In the end, it all became a stockpile of clutter in my home — to the point where I was no longer able to park even 1 car in our 3 car garage. Yikes!
Ironically, as I was stockpiling, I began reading books about decluttering my home and life. I had gotten to a point where I was so weighed down by the stuff that I knew things needed to change.
This journey brought me to my work now, which is as a professional declutterer and writer.
I learned a lot going through the process of decluttering my home, and while I still hold onto my deal-finding ways tightly, I’ve learned to be more mindful in what I purchase.
Before buying anything, I ask myself these 5 questions:
- Do I really want or need this?
- Am I settling?
- Will we be able to use this before it goes bad?
- Do I have the space to store this?
- What will it cost me?
1. Do I really want or need this?
It’s so tempting to buy something because it’s a great deal. There’s often scarcity with the product being on sale for a limited time or with limited quantities. and I don’t make the best decisions when I feel stressed.

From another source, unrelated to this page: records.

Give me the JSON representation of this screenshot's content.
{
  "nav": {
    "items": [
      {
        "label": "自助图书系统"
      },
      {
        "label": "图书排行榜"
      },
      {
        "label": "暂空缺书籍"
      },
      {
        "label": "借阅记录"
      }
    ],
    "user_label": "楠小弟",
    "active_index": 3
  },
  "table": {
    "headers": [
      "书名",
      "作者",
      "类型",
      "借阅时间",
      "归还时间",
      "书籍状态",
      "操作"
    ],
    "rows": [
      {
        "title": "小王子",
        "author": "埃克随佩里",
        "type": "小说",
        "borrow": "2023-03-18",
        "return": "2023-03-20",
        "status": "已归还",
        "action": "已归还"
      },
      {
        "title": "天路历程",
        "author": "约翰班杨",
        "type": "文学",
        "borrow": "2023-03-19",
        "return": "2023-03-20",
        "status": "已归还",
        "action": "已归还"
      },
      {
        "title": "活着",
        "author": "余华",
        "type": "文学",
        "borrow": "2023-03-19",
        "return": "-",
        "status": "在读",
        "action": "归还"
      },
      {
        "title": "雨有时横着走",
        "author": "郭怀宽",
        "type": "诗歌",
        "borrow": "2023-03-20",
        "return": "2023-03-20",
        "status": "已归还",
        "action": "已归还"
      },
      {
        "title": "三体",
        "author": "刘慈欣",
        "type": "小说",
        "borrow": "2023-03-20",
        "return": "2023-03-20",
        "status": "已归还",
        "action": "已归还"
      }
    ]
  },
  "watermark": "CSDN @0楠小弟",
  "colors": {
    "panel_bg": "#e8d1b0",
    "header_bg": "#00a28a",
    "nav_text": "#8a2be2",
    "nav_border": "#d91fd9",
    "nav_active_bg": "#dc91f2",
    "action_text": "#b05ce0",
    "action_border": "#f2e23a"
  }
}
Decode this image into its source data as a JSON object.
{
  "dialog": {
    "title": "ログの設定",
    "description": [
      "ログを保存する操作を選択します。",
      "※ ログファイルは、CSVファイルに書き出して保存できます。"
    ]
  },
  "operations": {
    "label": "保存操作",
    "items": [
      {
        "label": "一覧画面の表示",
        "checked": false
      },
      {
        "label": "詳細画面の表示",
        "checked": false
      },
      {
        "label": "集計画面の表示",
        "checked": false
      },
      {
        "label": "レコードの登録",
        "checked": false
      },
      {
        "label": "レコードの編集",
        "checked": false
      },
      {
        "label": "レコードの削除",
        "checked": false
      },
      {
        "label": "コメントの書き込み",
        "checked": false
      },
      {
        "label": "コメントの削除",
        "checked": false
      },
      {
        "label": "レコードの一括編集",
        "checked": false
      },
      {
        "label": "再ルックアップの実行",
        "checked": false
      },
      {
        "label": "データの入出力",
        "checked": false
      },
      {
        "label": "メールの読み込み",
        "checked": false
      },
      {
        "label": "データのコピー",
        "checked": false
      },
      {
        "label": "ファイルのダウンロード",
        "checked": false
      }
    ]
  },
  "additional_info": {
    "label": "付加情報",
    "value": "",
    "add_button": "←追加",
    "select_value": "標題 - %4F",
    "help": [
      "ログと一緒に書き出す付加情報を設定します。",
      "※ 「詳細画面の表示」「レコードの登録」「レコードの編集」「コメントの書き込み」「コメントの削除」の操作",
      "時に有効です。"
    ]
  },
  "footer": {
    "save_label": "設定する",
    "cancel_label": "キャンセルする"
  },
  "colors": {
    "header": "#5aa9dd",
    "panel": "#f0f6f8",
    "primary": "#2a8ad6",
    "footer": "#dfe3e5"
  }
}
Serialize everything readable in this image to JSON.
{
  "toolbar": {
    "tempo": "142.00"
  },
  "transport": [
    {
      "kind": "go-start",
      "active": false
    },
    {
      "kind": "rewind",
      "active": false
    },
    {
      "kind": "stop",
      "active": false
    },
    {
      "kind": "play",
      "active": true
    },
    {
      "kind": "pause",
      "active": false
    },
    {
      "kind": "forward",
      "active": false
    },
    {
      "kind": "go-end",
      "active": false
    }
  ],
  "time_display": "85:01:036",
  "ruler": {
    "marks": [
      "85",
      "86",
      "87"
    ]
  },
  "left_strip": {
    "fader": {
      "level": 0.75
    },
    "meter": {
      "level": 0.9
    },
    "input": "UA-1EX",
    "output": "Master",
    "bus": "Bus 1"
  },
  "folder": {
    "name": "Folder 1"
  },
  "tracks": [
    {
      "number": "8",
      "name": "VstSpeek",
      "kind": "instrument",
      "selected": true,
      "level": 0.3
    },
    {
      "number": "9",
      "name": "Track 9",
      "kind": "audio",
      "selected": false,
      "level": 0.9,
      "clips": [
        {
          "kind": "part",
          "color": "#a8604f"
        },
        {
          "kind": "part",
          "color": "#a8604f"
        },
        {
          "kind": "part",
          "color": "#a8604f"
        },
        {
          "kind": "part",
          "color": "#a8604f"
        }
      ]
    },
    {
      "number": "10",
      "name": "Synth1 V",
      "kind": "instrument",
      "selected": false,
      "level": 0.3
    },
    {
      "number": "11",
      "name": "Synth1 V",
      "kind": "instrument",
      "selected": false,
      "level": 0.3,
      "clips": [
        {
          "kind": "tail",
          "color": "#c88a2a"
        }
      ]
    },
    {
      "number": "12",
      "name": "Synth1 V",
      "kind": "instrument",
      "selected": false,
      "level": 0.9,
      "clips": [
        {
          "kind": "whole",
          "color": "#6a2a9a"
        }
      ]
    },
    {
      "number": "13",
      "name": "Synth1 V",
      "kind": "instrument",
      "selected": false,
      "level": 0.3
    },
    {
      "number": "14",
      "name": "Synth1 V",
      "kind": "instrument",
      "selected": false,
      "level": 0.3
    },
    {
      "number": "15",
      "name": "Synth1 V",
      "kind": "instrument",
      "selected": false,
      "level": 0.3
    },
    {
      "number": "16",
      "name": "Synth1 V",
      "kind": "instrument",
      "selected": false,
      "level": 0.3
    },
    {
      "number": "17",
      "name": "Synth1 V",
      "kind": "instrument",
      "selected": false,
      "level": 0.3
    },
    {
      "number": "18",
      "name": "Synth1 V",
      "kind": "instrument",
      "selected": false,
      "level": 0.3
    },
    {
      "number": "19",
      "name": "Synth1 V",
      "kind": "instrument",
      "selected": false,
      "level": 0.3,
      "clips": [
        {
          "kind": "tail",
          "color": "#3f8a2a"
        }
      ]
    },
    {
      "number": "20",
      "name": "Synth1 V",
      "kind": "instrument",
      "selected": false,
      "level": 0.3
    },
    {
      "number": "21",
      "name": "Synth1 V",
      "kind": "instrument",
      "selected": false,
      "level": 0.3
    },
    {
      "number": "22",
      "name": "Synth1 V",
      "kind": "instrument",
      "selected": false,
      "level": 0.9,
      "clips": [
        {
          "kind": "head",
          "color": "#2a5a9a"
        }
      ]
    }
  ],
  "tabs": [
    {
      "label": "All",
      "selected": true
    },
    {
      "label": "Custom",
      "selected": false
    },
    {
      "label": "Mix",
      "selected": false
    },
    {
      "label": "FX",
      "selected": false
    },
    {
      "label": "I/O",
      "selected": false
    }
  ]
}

If it’s something I already planned to buy then yes, I’ll snatch up that great deal. If not, I choose not to buy on impulse anymore. That landed me in a house full of clutter and I don’t want to repeat that mistake.
2. Am I settling?
Do you ever go shopping for a specific item and end up settling for something that wasn’t quite right because it was the closest thing you could find? For me, that always ended with money wasted and an item that became clutter.
I’m quite opinionated so if I don’t love something, I don’t want it. I don’t want to wear clothes that almost fit. There’s nothing more annoying than having to constantly adjust clothing. Don’t settle for good enough.
3. Will we be able to use this before it goes bad?
I ask this question primarily for food, but it works for anything that can expire. It’s awesome to get great deals on produce. It’s less awesome when that deal is rotting in your fridge a week later.
Be realistic about what you can use in the amount of time you have before it will go bad. Some things can be frozen and other things can’t. Be wise so that you aren’t wasteful.
4. Do I have the space to store this?
Along with using it before it goes bad, don’t intend to freeze a ton of meat if you have a tiny freezer. Know your space limitations. This can happen for things that don’t expire as well.
You know it’s turning into a problem when you’ve installed racks in your bedroom to store your toilet paper overstock because you found such a great deal. If you ever watched that extreme couponing show, you know what I’m talking about.
5. What will it cost me?
When shopping locally, consider the cost of gas and your time.
Yesterday I bought some applesauce pouches that were on clearance. I briefly considered driving to additional locations to buy more, but realized it wasn’t worth the cost in gas or my time.
The things we own don’t just cost us money. Once you bring something into your home it takes your time and energy to clean, maintain, and store it.
If you’re feeling burdened by your home and are suffocating underneath the clutter, it’s costing you breathing room and your peace. In trying to find my balance between simplicity and frugality, I started shopping less and being much more intentional with my choices.
I will always be a deal hunter, but I’m more thoughtful in what I buy so that the thrill of the hunt will never again land me in a house full of clutter.
Julianna Poplin is a wife, mom, professional declutter, and writer at The Simplicity Habit. She writes to encourage moms who want to declutter and simplify their homes and lives.